Exercise instructions:
Once you have read the listing, retype all of it exactly.

━━━━━━━━

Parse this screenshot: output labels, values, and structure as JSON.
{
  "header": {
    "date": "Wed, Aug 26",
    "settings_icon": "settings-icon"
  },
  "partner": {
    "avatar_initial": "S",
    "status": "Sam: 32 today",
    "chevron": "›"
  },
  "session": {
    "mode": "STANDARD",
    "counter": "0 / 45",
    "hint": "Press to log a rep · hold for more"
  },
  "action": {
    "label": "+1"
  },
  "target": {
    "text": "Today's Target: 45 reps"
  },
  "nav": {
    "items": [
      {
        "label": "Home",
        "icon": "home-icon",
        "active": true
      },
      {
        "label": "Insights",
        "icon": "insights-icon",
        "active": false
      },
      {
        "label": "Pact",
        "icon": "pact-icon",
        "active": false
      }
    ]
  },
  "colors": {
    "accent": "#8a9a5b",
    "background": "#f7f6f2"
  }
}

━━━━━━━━

Completed task:
Parse this screenshot: output labels, values, and structure as JSON.
{
  "header": {
    "date": "Wed, Aug 26",
    "settings_icon": "settings-icon"
  },
  "partner": {
    "avatar_initial": "S",
    "status": "Sam: 32 today",
    "chevron": "›"
  },
  "session": {
    "mode": "STANDARD",
    "counter": "0 / 45",
    "hint": "Press to log a rep · hold for more"
  },
  "action": {
    "label": "+1"
  },
  "target": {
    "text": "Today's Target: 45 reps"
  },
  "nav": {
    "items": [
      {
        "label": "Home",
        "icon": "home-icon",
        "active": true
      },
      {
        "label": "Insights",
        "icon": "insights-icon",
        "active": false
      },
      {
        "label": "Pact",
        "icon": "pact-icon",
        "active": false
      }
    ]
  },
  "colors": {
    "accent": "#8a9a5b",
    "background": "#f7f6f2"
  }
}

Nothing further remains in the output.